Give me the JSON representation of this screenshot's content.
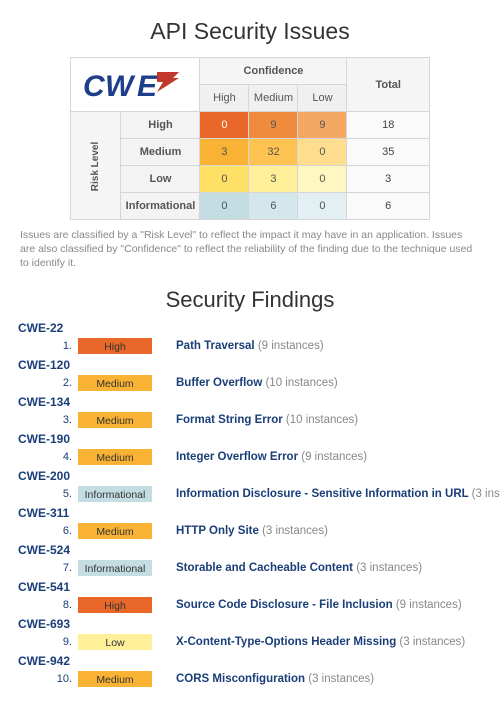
{
  "page_title": "API Security Issues",
  "axes": {
    "confidence_label": "Confidence",
    "risk_label": "Risk Level",
    "cols": [
      "High",
      "Medium",
      "Low",
      "Total"
    ],
    "rows": [
      "High",
      "Medium",
      "Low",
      "Informational"
    ]
  },
  "matrix": {
    "High": {
      "High": 0,
      "Medium": 9,
      "Low": 9,
      "Total": 18
    },
    "Medium": {
      "High": 3,
      "Medium": 32,
      "Low": 0,
      "Total": 35
    },
    "Low": {
      "High": 0,
      "Medium": 3,
      "Low": 0,
      "Total": 3
    },
    "Informational": {
      "High": 0,
      "Medium": 6,
      "Low": 0,
      "Total": 6
    }
  },
  "caption": "Issues are classified by a \"Risk Level\" to reflect the impact it may have in an application. Issues are also classified by \"Confidence\" to reflect the reliability of the finding due to the technique used to identify it.",
  "findings_title": "Security Findings",
  "risk_labels": {
    "High": "High",
    "Medium": "Medium",
    "Low": "Low",
    "Informational": "Informational"
  },
  "findings": [
    {
      "n": 1,
      "cwe": "CWE-22",
      "risk": "High",
      "title": "Path Traversal",
      "count": 9
    },
    {
      "n": 2,
      "cwe": "CWE-120",
      "risk": "Medium",
      "title": "Buffer Overflow",
      "count": 10
    },
    {
      "n": 3,
      "cwe": "CWE-134",
      "risk": "Medium",
      "title": "Format String Error",
      "count": 10
    },
    {
      "n": 4,
      "cwe": "CWE-190",
      "risk": "Medium",
      "title": "Integer Overflow Error",
      "count": 9
    },
    {
      "n": 5,
      "cwe": "CWE-200",
      "risk": "Informational",
      "title": "Information Disclosure - Sensitive Information in URL",
      "count": 3
    },
    {
      "n": 6,
      "cwe": "CWE-311",
      "risk": "Medium",
      "title": "HTTP Only Site",
      "count": 3
    },
    {
      "n": 7,
      "cwe": "CWE-524",
      "risk": "Informational",
      "title": "Storable and Cacheable Content",
      "count": 3
    },
    {
      "n": 8,
      "cwe": "CWE-541",
      "risk": "High",
      "title": "Source Code Disclosure - File Inclusion",
      "count": 9
    },
    {
      "n": 9,
      "cwe": "CWE-693",
      "risk": "Low",
      "title": "X-Content-Type-Options Header Missing",
      "count": 3
    },
    {
      "n": 10,
      "cwe": "CWE-942",
      "risk": "Medium",
      "title": "CORS Misconfiguration",
      "count": 3
    }
  ]
}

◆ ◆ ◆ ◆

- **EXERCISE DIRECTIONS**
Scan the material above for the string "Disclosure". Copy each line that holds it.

- **ANSWER BOX**
      "title": "Information Disclosure - Sensitive Information in URL",
      "title": "Source Code Disclosure - File Inclusion",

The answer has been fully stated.